Ethylene glycol–preserved specimens have actually been first fixed in formaldehyde or formalin solutions. They are then washed and preserved in ethylene glycol, which is the same chemical in your car’s antifreeze. Ethylene glycol is another toxic chemical that our children are being exposed to during biology animal dissections. It can affect the central nervous system, heart and kidneys. Remember that besides the toxic ethylene glycol, these animals still have formaldehyde inside them as well. When the animals are cut open, our children are exposed to toxic poisonous ethylene glycol and formaldehyde.
Another commonly used dissection preservative our children are exposed to is alcohol. This alcohol (usually isopropanol) is very flammable and should be avoided in the classroom.
After animals are killed specifically for classroom dissection purposes they are then often preserved. Dissection animals are embalmed with a chemical preservative called formaldehyde (also known as methanal). Formaldehyde is a nearly colorless and highly irritating gas with a sharp odor. The liquid these dissection animals are contained in is actually formaldehyde dissolved in water called formalin. Formaldehyde is a known nasal and dermal carcinogen. It is also a sensitizer, causing allergy-related symptoms.
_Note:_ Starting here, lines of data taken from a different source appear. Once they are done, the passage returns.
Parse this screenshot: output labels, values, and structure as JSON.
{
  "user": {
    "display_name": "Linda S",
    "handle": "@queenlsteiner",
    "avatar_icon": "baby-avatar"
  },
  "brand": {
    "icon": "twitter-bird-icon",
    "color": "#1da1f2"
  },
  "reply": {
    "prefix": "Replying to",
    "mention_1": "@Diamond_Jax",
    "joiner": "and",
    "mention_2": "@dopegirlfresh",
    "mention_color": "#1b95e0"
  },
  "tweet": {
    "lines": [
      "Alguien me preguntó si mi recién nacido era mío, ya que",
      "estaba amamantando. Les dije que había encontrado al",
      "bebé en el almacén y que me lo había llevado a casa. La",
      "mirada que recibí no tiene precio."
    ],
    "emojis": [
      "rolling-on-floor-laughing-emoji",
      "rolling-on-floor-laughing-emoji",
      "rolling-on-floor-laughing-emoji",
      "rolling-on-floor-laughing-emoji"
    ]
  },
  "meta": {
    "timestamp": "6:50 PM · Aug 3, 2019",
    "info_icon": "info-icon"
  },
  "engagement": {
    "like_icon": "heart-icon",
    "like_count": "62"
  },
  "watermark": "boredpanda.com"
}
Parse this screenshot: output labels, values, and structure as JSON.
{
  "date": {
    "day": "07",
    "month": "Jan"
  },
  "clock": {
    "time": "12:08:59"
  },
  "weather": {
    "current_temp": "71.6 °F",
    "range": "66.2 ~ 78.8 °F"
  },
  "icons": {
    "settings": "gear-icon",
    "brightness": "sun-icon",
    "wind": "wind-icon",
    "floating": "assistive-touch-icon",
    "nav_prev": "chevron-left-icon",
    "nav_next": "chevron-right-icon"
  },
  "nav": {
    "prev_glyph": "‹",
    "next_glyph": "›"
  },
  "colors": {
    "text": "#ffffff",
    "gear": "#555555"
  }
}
When students cut open these preserved dead animals, formaldehyde can be released. This formaldehyde can damage the children’s eyes, cause asthma attacks and bronchitis when exposed to this poison. Symptoms of formaldehyde exposure include eye, nose, throat and skin irritation. Other dissection chemical symptoms include a persistent cough, other respiratory ailments, headache, nausea and dizziness.
According to the U.S. Environmental Protection Agency, this chemical preservative can be linked to cancer of the throat, lungs, and nasal passages. Children may be more susceptible to the respiratory effects of formaldehyde than adults, according to the Agency for Toxic Substances and Disease Registry (ATSDR). Biology students should not be exposed to dead animals preserved in formaldehyde.
Animals that are killed for middle and high school biology class dissections are soaked in toxic preservatives that are hazardous. In most cases, the commercial supply houses that process and ship these dead animals use dangerous formaldehyde, formalin, alcohol, or ethylene glycol to preserve the animals for our children to then handle. Over the next few days we will highlight some of the dangerous chemicals your child may be exposed to if they do animal dissections at school.
Did you know that traditional middle school and high school biology animal dissections can do more harm than good for students? There are psychological, physical and environmental dangers associated with animal dissections putting your student at risk. Over the next several days we will take a closer look at the physical risks that may harm your student. Check back here tomorrow!